“The violence of the criticism aimed at Lincoln by the great men of his time on both sides of the Mason-Dixon line is startling. The breadth and depth of the spectacular prejudice against him is often shocking for its cruelty, intensity, and unrelenting vigor. The plain truth is that Mr. Lincoln was deeply reviled by many who knew him personally, and by hundreds of thousands who only knew of him.”
–Larry Tagg, The Unpopular Mr. Lincoln: America’s Most Reviled President
In his book, The Unpopular Mr. Lincoln, historian Larry Tagg, a native of Lincoln, Illinois, constructs a powerful case that Abraham Lincoln was by far the most hated and reviled of all American presidents, North and South, during his lifetime.
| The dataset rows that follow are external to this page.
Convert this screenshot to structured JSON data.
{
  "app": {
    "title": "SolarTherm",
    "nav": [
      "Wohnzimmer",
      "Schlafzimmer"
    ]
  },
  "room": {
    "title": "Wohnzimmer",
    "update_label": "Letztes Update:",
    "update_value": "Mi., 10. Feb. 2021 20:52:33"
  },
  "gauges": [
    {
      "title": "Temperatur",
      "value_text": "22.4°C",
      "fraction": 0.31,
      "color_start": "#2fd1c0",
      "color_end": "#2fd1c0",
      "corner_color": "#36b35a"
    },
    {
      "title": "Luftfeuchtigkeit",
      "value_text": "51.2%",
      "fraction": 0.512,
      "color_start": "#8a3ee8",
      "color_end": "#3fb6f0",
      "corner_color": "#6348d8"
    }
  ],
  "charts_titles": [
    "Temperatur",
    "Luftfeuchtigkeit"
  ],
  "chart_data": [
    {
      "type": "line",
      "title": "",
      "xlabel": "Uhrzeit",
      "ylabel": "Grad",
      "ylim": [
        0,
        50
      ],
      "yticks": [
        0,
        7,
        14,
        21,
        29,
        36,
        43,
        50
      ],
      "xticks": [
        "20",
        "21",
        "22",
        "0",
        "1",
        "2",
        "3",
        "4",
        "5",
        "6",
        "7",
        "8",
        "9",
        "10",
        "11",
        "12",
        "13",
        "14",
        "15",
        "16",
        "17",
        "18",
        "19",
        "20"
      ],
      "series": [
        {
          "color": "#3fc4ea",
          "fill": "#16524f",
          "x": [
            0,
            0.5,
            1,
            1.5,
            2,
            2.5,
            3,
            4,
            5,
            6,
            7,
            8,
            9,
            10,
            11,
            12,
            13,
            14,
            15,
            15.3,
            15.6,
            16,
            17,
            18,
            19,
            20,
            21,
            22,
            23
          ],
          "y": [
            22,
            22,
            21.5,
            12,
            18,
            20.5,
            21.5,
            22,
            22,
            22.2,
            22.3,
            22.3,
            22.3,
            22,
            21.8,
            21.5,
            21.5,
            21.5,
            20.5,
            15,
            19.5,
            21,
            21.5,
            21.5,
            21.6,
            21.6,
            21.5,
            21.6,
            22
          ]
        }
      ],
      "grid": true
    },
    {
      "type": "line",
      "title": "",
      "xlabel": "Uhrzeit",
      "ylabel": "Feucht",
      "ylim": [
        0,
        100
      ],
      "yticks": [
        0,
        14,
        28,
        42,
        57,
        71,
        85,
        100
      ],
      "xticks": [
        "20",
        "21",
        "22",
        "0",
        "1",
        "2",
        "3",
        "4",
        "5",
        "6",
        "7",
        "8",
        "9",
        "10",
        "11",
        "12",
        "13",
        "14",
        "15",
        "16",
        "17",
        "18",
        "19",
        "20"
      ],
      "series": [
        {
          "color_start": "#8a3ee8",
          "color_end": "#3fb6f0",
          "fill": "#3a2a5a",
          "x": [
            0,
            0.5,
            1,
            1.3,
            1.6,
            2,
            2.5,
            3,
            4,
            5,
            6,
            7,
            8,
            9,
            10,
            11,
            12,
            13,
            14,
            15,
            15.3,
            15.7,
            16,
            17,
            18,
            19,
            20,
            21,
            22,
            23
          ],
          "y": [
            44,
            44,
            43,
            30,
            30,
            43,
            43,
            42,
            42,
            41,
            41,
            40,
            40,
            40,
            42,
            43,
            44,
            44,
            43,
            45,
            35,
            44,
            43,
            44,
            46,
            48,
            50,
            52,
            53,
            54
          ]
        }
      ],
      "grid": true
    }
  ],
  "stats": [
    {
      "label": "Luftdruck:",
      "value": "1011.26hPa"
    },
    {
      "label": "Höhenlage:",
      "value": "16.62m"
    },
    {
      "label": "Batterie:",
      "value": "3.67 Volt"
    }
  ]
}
For example, in May of 1864 the New York Times labeled Lincoln “a perjurer, a usurper, a tyrant, a subverter of the Constitution, a destroyer of the liberties of this country, a reckless desperado, a heartless trifler . . . there is no circle in Dante’s Inferno full enough of torment to expiate his iniquities.”
The Lacrosse, Wisconsin Democrat newspaper warned in November of 1864 that should Lincoln be reelected, “we hope that a bold hand will be found to plunge the dagger into the tyrant’s heart . . .” Such views were commonplace in the North.
This all changed after Lincoln’s death, as the Republican Party recruited (and probably paid quite handsomely) the New England clergy to capitalize on the assassination for political propaganda purposes. Professor Tagg explains this in a chapter entitled “The Sudden Saint.” After viciously vilifying him for four years as an infidel, and worse, “pastors across America rewrote their Easter sermons” after Lincoln’s death on Good Friday, “to include a new, exalted view of Lincoln as an American Moses, a leader out of slavery, a national savior who was not allowed to cross over into the Promised Land.” The Republican Party, with the help of a highly-politicized clergy, saw that “all their political enemies would fall before the sword that Lincoln’s death had put into their hands” in the post-war world.
Such were the origins of the Lincoln Myth, a much bigger rewriting of history than anything the Soviets or any other totalitarian regime ever attempted, for it has been going on now for more than 150 years.
Abraham Lincoln, the man who, in his first inaugural address, pledged his support for a constitutional amendment that would have enshrined slavery explicitly in the Constitution (the Corwin Amendment). The man who made dozens of speeches in favor of deporting all the black people out of America and worked on plans to accomplish it to his dying day. The man who threatened “invasion” and “bloodshed” in his first inaugural address in any state that refused to collect the newly-doubled federal tariff tax. The man who waged total war for four years on his own countrymen, causing as many as 850,000 deaths according to the latest research, with about double that number maimed for life. The man who illegally suspended Habeas Corpus and mass arrested tens of thousands of political critics, including local elected officials, newspapers editors and a congressman. The man who shut down hundreds of opposition newspapers and imprisoned their editors and owners. The man who rewarded generals like Grant, Sherman and Sheridan for mass murdering Southern citizens and plundering tens millions of dollars of private property. The man who said nothing while entire regiments of soldiers gang raped Southern women. The lifelong crony capitalist who spent his entire career shilling for the big business interests of the North who sought to plunder their fellow citizens with protectionist tariffs, corporate welfare, and a national bank run by politicians to fund it all. The man who showered the railroad corporations who got him elected with millions of dollars worth of taxpayer-funded subsidies. The man who destroyed the voluntary union of the American founding fathers and along with it the system of federalism that was its hallmark and replaced it with a Soviet-style, centralized, bureaucratic, compulsory union held together at gunpoint. The man who obsessively experimented with bigger and bigger weapons of mass destruction to be used on his fellow American citizens, including women and children. The atheist who peppered his speeches with religious rhetoric to fool the public he looked down on as ignorant fools.